Monday, August 21, 2006

Poem of the Week 8/21/2006: Geometry


I prove a theorem and the house expands;
the windows jerk free to hover near the ceiling,
the ceiling floats away with a sigh.

As the walls clear themselves of everything
but transparency, the scent of carnations
leaves with them. I am out in the open

and above the windows have hinged into butterflies,
sunlight glinting where they've intersected.
They are going to some point true and unproven.

Rita Dove 1980

I take my friend Mark's point; this poem does deal specifically with the instant revelation of

More than a poem about strictly mathematic revelation, this poem is an incredible illustration of any kind of expansion of knowledge. Expansion by itself is a thin term, but say expansion with an exhale, sigh it and open your eyes; this kind of revelation is what Dove is talking about.

1 comment:

Anonymous said...

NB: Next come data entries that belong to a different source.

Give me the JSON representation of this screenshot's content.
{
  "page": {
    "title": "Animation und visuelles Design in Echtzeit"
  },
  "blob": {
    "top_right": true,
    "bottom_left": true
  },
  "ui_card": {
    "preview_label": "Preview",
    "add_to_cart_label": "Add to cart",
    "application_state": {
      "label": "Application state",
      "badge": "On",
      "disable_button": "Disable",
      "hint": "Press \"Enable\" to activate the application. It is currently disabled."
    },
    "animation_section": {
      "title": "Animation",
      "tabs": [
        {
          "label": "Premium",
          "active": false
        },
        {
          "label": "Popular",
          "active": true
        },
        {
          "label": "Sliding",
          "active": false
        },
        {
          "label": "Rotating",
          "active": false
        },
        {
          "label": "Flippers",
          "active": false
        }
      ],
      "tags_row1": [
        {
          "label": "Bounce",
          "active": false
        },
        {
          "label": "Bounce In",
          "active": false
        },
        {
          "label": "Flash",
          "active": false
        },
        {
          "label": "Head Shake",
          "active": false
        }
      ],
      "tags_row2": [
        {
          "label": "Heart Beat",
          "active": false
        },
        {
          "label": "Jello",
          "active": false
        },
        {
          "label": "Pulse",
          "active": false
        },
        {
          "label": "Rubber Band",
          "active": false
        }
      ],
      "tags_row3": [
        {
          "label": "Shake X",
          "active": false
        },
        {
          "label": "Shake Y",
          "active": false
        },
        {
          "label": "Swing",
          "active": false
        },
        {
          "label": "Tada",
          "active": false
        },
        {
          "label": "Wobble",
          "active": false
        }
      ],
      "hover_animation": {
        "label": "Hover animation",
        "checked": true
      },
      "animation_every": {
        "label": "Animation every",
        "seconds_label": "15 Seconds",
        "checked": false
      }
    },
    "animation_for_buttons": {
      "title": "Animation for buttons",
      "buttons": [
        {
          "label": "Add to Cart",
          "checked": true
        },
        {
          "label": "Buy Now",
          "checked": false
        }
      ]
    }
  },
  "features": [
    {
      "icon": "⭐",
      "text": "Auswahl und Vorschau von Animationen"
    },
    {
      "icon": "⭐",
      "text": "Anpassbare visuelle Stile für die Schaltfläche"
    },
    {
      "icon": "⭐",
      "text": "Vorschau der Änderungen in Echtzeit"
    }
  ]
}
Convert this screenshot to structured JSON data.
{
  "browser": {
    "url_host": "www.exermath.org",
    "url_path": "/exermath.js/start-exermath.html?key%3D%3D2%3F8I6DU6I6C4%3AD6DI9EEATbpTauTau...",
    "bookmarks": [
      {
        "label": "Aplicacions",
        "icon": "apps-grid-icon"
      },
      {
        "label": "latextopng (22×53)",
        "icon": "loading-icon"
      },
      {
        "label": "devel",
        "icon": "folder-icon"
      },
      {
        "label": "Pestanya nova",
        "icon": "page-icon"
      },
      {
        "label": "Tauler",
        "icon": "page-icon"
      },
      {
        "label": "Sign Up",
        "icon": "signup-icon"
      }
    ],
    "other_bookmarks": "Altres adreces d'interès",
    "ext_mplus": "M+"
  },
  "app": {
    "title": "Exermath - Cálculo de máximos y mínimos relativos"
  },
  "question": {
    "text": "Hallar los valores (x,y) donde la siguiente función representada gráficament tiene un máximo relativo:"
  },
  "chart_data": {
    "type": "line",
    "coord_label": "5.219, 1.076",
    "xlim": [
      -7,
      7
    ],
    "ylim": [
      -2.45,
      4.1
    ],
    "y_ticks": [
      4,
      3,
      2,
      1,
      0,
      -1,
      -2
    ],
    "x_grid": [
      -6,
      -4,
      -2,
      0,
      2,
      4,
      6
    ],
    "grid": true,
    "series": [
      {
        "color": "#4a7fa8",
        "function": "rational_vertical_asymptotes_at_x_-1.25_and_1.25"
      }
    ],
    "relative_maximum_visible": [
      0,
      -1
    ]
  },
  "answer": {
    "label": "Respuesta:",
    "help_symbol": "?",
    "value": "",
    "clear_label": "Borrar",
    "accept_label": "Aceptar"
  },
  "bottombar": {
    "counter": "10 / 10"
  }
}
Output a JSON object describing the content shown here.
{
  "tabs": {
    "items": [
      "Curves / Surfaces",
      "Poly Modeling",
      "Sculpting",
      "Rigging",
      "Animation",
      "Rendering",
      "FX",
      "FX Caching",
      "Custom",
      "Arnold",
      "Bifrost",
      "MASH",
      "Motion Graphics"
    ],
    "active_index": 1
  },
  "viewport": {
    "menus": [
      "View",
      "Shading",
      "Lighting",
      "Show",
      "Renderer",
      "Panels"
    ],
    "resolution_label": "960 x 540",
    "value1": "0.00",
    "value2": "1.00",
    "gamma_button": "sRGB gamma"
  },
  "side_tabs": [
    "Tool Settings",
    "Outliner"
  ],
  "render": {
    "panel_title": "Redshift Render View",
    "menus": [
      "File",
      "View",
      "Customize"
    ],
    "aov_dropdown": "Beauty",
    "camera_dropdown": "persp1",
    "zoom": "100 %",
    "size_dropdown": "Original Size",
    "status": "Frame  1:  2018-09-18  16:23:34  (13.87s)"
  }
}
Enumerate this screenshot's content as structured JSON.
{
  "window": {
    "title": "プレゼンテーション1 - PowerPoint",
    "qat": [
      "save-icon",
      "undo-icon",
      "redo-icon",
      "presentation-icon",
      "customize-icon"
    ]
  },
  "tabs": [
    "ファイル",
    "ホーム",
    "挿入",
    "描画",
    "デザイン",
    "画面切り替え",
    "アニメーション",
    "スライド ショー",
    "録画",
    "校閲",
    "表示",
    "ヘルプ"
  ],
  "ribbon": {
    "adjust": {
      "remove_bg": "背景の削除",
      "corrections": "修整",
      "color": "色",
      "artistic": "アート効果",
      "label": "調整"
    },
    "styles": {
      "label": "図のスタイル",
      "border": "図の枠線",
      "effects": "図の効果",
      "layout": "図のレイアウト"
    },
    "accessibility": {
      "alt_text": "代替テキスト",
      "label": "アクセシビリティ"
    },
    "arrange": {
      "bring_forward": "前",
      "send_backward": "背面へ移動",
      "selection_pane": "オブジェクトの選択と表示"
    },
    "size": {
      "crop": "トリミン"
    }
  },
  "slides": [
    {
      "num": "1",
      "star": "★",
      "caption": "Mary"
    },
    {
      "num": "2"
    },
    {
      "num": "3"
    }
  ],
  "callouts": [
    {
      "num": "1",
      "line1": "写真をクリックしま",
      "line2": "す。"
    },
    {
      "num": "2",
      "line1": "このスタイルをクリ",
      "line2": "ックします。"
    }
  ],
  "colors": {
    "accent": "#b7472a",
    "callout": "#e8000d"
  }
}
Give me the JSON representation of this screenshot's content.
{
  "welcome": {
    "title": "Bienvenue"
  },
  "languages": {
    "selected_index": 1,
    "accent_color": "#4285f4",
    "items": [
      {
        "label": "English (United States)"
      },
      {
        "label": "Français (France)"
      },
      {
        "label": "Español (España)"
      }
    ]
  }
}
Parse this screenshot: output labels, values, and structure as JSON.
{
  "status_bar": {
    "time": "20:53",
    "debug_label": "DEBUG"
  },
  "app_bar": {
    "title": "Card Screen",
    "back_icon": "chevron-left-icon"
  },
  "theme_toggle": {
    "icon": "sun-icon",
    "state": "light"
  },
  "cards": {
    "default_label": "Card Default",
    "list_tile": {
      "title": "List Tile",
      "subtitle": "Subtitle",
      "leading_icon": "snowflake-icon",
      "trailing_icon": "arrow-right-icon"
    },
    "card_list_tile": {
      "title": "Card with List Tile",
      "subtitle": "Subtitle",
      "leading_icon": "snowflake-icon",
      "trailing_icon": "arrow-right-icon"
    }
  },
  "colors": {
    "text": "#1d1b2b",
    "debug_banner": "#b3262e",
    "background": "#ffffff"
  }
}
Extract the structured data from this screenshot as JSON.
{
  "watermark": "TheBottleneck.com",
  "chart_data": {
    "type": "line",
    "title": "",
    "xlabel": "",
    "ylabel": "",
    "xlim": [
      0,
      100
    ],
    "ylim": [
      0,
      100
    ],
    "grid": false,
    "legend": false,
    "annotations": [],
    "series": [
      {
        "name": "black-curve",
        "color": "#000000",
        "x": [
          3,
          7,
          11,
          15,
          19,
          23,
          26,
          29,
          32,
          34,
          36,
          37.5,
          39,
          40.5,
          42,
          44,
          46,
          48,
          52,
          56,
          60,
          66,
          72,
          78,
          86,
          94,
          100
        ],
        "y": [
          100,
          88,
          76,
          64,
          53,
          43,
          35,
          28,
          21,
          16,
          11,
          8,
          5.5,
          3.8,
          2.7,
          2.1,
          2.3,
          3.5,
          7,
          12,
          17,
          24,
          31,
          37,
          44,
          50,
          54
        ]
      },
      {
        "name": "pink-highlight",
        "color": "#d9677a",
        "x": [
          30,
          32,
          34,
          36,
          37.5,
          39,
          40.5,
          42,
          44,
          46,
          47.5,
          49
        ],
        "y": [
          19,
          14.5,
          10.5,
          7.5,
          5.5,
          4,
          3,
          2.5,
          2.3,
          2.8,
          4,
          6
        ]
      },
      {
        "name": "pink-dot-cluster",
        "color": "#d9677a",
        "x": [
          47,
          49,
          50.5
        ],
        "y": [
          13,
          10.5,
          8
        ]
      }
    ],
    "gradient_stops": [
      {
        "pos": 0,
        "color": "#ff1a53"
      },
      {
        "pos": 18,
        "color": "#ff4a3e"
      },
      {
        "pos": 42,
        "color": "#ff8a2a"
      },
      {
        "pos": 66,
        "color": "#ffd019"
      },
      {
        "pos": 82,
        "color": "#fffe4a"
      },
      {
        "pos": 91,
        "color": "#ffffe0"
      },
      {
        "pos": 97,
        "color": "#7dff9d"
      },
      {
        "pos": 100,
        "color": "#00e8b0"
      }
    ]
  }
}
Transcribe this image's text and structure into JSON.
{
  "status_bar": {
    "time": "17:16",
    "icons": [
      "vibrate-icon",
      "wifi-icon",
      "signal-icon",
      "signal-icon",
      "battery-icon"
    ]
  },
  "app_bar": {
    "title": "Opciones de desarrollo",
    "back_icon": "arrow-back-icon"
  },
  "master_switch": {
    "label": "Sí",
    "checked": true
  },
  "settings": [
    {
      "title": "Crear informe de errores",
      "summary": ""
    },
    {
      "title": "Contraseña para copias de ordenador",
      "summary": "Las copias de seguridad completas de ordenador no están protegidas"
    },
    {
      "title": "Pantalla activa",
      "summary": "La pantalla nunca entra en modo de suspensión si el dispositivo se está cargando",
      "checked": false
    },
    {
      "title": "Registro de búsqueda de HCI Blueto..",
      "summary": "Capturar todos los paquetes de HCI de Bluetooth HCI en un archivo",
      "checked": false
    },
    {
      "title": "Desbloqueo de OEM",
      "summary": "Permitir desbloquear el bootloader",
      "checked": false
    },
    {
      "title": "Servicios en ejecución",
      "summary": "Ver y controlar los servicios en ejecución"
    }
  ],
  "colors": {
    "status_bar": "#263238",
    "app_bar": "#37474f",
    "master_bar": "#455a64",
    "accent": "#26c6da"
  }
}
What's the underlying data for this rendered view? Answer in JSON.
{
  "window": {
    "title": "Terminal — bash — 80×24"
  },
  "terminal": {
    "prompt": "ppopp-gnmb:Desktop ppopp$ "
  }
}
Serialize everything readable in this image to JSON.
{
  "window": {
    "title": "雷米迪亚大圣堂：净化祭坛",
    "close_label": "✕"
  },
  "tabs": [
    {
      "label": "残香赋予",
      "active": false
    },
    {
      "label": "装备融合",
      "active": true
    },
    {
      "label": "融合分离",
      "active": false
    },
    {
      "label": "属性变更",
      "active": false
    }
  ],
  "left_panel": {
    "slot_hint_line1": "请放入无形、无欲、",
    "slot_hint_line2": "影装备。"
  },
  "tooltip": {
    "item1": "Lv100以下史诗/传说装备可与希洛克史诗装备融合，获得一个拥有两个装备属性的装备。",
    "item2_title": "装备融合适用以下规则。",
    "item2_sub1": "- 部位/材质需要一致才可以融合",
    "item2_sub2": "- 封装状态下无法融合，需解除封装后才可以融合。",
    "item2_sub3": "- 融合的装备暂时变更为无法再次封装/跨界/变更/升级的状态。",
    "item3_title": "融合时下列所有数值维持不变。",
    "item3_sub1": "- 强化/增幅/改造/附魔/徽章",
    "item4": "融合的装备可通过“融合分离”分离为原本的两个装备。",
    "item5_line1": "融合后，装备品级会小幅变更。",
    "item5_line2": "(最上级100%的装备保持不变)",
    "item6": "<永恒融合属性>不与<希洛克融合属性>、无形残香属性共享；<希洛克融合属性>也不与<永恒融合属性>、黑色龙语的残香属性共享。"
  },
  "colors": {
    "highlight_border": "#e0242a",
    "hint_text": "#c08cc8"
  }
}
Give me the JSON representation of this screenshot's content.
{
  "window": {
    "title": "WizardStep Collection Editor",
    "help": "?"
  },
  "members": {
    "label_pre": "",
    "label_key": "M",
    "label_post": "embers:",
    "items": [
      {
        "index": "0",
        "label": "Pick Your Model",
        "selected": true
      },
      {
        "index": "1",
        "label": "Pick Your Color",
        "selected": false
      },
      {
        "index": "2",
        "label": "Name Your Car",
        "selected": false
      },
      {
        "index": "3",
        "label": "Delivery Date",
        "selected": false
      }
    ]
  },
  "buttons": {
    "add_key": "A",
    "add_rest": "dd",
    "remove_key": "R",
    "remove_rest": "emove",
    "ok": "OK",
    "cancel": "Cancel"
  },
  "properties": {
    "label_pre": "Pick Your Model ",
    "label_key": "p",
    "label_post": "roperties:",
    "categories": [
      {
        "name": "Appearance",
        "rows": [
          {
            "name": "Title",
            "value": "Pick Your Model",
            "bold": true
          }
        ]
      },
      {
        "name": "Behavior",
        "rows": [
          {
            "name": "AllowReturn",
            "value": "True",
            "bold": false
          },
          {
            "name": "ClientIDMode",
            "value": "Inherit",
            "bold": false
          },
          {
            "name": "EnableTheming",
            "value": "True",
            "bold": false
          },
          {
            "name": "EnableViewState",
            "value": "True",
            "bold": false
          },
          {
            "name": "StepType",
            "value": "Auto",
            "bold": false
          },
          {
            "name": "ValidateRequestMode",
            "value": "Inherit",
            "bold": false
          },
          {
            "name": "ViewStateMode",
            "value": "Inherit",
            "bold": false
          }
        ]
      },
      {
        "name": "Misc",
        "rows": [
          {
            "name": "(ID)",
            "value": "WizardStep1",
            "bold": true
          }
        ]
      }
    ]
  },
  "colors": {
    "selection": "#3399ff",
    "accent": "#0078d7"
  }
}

I've had a lot of my math teachers hand out essays or poems on the beauty of math, and I've always thought they were corny or stupid or fell short of fully describing what a mathematician felt when he accomplished something. But I think this poem does an excellent job of describing how it feels to discover something or finally understand something mathematical, and I am impressed. It may well also accurately describe the feeling of discovery in other fields, but in my personal experience no other subject gives the sudden bursts of clarity that math does. In other subjects its a gradual gaining of understanding, but in math, one second a thought isn't there, and the next second it just appears in your head out of nowhere. And everytime it happens its like an expansion of your world, which I think is something I've always felt but have never been able to say.